There is a prevailing sentiment that to the extent that the needs of refugees are met, refugees themselves are expected to be grateful for whatever help they receive. No doubt, most are.
But suppose the Trump mentality — xenophobic, fearful, and mean-spirited — was applied to all people in need: to children with behavioral problems, teenagers in foster care, the homeless, drug addicts, victims of domestic violence, and so forth.
Suppose that whenever an individual from such a segment of the population committed an act of violence or other crime, the public and political response was to declare that we can’t help these people. There would be no social services. There would be no philosophy of care. The guiding principle upon which society would function would be that those in need should be shunned and cast aside. There would in effect be no such thing as society.
The Washington Post reports: President Obama, who had pledged to end America’s wars, described the landscape he was leaving to his successor as a state of quasi-war that could extend for years to come.

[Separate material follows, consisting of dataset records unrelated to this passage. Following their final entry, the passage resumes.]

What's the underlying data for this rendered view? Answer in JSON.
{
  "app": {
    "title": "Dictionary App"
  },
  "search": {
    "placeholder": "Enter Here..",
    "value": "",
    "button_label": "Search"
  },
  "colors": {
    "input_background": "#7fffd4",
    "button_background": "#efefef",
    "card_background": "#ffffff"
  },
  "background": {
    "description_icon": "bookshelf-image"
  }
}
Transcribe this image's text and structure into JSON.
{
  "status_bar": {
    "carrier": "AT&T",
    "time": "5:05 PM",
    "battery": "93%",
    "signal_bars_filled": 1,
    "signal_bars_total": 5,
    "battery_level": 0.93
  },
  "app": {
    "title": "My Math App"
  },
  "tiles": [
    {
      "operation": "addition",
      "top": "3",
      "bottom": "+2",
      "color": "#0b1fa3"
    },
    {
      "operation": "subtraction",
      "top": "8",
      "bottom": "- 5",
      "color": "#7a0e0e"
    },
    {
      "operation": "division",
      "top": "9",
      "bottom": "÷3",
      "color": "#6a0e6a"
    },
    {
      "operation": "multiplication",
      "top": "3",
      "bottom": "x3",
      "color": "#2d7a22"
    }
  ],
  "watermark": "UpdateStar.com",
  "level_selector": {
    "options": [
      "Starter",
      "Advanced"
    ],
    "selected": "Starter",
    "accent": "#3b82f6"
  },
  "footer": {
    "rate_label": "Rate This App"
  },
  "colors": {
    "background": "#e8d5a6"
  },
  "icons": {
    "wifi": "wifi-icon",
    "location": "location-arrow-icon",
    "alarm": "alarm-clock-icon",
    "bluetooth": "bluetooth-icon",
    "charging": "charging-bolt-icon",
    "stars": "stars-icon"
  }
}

Obama, who was speaking Saturday to reporters at the NATO summit here, noted with pride that he has cut the size of the U.S. forces in Iraq and Afghanistan from 180,000 troops to fewer than 15,000.
But U.S. drones and fighter jets are striking targets in seven countries on a regular basis, a span of geography that is virtually unprecedented in American history outside of major wars. U.S. Special Operations forces are still conducting dangerous raids in countries such as Iraq, Afghanistan and Syria. [Continue reading…]
The Daily Beast reports: President Obama announced Wednesday yet another delay in his plan to wind down the war in Afghanistan, saying 8,400 troops would remain there for a list of enemies that has grown from al Qaeda to the Taliban and now to the so-called Islamic State.
But many in the Pentagon are concerned that the president’s new plan isn’t much of a strategy at all. It’s just a holding action, to hopefully keep a lid on Afghanistan until after the election.
“There is no desire to end the war in Afghanistan. There is a desire to keep it off the front pages and make it a problem for the next administration,” as one Pentagon official explained to The Daily Beast.
The U.S. had planned to keep 5,500 troops through the end of the year. At first glance, the change in number may not have seemed particularly significant; the president added only 2,400 troops to the number of forces that will be in Afghanistan by the end of his presidency. But the fact the U.S. had to slow down its withdrawal from its longest war ever was a major acknowledgement by the administration that the U.S. has yet to train local forces that can successfully stop a burgeoning Taliban and the jihadists protected by them. In other words, the cornerstone of the American effort in Afghanistan was still shaky, a decade and a half into the war. [Continue reading…]
J. Kael Weston writes: Created after the Civil War, Memorial Day is an odd holiday, at once a solemn commemoration of those killed in war and a day of beach outings and backyard barbecues celebrating the start of summer. Rarely does it serve as a time to reflect on the policies that led to all those deaths.
While in Iraq and Afghanistan, I witnessed military officers and enlisted soldiers, at all ranks, being held accountable for their decisions. I have yet to see that happen with Washington policy makers who, far removed from the battlefields, benefit from our collective amnesia about past military and foreign policy failures.
The commander in chief and the senior military brass should leave the manicured grounds of Arlington and visit some of those places where most of America’s war dead are buried: farm towns, immigrant neighborhoods and working-class suburbs. At a time when fewer and fewer of us have any real ties to the military, how better to remind the nation that our troops are not just faceless volunteers, but people who live next door? [Continue reading…]